By Wendy Chen
The use of irons was the likely cause of a fire alarm going off in Rugby on Sept. 30.
The alarm sounded in the costume shop, adjacent to the drama office.
During fourth period that day, performing arts teacher Lisa Peters was holding a class in the shop. Inside there is a table where students can iron fabrics. Two fire sensors are also located within the room, directly above and behind the table. Shortly before the fire alarm went off, some of Peter’s students were using the irons at ironing table.
At 11:11 a.m., the fire alarm went off.
Many fourth-period classes in Rugby and the surrounding buildings were evacuated for approximately five minutes as a result of the alarm.
What caused the fire alarm to sound is not known due to the lack of smoke, fumes, and other telling signs of fire. Head of Upper School Harry Salamandra said the use of one of the class’s irons could have set off the alarm.
“It was invisible particulates that set it off. They didn’t know it was going to set it off,” he said.
Salamandra believes that a fusible adhesive could have gotten stuck to one of the irons. If an adhesive strips were to leave a residue of glue on an iron, the burning of the glue could have triggered the sensor next to the ironing table.
Peters offered another possible explanation: The irons could have burned a cleaning substance and set off the alarm. She had applied this cleaner to the sole plate of one of the irons only minutes before the alarm sounded.
Despite the fact that the alarm sounded when there was no fire, Salamandra said he is happy that the alarm was sensitve enough to sound.
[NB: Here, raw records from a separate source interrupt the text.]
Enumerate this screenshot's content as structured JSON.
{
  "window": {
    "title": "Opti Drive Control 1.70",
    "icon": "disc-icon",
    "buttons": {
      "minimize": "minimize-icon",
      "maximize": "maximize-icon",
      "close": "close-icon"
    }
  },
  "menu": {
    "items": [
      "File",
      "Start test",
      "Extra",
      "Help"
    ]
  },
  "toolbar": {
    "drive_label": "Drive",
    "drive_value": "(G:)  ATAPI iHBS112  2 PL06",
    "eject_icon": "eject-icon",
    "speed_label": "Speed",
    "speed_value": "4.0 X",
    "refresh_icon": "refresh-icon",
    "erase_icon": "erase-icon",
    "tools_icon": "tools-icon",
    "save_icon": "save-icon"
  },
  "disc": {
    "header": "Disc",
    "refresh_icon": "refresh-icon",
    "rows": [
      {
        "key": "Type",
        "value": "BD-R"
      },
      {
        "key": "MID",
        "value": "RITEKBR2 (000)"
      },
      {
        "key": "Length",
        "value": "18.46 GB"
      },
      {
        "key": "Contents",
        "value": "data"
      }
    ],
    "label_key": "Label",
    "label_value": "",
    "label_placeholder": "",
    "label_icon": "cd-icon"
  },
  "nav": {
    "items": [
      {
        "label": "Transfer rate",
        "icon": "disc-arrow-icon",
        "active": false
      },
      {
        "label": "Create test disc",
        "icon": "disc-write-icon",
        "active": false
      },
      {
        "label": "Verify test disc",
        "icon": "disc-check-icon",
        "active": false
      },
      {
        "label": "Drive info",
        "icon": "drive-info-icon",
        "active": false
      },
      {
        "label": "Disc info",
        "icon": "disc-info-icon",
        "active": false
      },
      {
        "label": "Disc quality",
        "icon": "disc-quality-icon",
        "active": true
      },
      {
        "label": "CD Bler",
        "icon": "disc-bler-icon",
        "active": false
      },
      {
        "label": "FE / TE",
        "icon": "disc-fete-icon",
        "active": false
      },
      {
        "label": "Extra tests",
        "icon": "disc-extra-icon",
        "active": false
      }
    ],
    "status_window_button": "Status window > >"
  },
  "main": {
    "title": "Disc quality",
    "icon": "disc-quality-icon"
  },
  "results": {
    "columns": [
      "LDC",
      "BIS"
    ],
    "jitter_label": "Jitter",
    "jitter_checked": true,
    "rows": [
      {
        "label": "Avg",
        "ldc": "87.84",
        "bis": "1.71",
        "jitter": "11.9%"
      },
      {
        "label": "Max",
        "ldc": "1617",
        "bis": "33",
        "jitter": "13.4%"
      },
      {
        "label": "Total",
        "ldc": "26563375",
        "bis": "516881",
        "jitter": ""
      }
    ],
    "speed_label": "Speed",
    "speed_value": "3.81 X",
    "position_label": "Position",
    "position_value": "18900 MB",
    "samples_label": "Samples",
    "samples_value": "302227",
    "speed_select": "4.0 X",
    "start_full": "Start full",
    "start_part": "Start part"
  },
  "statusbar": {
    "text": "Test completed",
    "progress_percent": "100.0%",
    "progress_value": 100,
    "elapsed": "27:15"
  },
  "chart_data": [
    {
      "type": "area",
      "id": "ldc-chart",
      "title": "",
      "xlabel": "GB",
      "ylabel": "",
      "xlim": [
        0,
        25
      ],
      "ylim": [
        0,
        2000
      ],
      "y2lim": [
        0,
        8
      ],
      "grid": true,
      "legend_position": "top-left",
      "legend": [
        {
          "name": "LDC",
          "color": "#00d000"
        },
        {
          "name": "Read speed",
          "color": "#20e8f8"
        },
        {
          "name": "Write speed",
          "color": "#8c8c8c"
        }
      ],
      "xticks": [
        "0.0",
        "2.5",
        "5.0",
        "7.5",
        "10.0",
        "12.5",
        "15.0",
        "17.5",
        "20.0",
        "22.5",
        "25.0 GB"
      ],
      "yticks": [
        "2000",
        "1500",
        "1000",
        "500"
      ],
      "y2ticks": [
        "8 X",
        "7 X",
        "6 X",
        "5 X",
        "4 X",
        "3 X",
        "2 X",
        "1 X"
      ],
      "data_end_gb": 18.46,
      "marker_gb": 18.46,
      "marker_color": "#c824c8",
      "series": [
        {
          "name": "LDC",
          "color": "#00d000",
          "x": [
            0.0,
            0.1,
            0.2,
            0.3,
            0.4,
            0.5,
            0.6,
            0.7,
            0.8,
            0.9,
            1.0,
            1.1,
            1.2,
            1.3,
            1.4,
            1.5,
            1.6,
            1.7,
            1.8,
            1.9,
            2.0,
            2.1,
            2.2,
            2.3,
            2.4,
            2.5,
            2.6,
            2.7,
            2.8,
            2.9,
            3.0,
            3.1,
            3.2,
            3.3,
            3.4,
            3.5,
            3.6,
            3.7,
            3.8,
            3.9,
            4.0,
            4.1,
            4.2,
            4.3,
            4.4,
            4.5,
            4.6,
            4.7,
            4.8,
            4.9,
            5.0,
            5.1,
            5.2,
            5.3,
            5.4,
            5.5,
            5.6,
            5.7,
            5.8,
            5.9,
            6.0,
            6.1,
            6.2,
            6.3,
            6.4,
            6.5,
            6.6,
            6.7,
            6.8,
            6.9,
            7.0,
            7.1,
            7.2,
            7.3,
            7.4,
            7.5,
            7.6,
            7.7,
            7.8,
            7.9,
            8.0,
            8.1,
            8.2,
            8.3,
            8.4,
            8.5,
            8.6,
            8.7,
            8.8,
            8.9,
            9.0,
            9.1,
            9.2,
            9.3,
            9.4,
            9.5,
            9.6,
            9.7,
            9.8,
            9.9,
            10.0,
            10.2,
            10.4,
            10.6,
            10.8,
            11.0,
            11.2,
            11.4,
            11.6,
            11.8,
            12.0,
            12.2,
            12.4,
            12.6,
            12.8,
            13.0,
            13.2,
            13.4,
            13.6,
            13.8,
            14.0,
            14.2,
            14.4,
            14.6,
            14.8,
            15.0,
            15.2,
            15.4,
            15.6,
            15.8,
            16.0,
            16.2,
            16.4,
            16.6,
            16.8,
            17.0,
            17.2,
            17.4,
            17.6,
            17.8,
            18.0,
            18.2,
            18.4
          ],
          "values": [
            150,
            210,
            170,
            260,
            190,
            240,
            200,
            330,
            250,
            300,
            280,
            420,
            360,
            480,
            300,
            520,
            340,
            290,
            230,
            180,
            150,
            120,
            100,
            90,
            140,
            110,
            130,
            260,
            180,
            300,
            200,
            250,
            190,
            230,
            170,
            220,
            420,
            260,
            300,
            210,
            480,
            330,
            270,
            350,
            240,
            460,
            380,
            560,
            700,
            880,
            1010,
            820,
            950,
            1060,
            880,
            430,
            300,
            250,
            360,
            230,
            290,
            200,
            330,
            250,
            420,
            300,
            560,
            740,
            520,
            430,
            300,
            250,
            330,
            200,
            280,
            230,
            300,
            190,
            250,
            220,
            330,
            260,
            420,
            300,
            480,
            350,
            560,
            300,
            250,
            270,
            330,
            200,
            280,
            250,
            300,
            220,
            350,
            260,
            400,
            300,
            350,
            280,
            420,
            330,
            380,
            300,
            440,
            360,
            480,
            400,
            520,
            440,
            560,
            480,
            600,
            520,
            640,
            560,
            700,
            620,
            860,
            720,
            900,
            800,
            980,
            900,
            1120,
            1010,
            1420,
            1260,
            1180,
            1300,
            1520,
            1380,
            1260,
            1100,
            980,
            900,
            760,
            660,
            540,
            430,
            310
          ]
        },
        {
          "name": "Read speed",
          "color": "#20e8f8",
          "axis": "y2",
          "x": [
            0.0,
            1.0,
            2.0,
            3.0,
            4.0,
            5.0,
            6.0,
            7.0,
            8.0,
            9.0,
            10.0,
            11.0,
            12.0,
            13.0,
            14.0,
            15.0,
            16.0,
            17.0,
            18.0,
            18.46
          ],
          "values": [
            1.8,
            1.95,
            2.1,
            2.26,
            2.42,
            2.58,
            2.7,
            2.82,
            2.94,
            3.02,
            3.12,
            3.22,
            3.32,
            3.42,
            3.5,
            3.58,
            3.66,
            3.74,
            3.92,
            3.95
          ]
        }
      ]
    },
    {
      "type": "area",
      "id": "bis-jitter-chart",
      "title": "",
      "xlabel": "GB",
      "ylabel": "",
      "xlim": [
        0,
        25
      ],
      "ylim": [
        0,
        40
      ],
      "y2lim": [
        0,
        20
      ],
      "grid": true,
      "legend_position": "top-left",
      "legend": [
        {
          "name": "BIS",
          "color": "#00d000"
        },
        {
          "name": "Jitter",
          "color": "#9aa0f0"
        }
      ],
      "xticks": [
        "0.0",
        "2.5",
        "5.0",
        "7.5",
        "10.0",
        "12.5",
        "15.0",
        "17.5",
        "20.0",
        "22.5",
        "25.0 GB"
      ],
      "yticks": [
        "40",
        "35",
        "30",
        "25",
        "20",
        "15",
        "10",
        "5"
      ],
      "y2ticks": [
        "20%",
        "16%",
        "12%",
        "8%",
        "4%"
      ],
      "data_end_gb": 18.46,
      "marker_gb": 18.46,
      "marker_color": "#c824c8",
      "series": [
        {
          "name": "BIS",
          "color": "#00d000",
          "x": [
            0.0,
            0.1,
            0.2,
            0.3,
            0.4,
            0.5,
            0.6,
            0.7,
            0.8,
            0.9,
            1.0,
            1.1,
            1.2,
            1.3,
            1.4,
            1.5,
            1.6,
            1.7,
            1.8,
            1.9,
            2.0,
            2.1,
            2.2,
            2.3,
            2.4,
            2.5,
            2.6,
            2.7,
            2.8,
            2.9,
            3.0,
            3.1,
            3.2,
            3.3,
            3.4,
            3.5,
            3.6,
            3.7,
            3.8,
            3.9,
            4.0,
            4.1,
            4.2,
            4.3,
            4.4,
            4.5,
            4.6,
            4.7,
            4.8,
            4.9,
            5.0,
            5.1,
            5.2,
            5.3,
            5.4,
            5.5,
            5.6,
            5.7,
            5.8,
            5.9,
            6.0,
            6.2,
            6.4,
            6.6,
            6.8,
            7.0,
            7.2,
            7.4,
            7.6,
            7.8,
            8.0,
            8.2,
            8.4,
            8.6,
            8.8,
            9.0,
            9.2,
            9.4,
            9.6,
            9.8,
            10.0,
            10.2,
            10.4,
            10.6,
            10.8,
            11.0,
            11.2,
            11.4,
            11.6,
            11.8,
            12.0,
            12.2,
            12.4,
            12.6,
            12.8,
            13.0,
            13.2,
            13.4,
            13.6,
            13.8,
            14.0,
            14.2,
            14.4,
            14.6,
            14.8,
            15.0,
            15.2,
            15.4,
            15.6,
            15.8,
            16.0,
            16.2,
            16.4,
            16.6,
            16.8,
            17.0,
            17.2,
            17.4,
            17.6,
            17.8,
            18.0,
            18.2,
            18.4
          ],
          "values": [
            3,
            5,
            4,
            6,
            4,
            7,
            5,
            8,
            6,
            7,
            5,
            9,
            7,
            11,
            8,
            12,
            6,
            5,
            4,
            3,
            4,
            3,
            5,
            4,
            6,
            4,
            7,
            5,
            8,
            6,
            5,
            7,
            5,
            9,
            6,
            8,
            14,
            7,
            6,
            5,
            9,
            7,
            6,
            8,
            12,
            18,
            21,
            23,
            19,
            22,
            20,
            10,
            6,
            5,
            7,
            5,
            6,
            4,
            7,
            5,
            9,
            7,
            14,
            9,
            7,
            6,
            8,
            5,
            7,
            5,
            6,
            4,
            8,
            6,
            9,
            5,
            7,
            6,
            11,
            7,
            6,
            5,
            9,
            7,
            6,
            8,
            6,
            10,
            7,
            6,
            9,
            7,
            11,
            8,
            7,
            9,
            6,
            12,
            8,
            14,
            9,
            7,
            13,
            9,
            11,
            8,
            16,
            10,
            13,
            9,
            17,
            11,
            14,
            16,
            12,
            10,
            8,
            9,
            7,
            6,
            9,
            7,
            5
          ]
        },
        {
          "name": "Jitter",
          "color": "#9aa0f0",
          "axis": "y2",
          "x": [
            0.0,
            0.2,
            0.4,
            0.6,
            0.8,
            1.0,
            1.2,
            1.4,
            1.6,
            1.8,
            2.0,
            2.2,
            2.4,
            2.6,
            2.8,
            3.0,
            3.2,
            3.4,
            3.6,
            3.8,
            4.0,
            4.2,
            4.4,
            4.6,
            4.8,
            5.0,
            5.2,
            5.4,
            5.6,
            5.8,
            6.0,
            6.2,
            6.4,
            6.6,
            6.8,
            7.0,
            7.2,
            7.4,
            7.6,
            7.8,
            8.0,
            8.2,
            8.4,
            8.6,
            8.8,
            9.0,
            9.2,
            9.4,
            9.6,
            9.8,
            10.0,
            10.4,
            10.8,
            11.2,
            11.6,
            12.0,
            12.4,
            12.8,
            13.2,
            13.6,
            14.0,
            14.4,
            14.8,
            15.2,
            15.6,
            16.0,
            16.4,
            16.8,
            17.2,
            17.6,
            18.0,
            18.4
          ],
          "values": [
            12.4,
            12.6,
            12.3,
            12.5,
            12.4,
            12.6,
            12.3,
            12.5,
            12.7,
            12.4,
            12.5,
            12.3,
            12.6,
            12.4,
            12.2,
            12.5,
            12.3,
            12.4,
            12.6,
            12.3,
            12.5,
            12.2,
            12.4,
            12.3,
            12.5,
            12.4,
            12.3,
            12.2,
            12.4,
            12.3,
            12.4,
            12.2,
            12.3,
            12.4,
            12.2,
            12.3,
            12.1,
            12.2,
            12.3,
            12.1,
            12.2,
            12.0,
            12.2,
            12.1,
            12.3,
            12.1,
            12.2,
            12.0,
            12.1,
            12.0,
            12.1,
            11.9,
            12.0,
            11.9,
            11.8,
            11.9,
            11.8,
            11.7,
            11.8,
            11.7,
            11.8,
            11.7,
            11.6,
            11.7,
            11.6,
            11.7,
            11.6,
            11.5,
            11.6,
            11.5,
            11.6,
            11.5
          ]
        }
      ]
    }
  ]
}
“Personally, I’m glad that [the sensors] are that sensitive,” he said. “It got people out of a potential problem. If you have to err on one side, I’d rather it err on the side of safety.”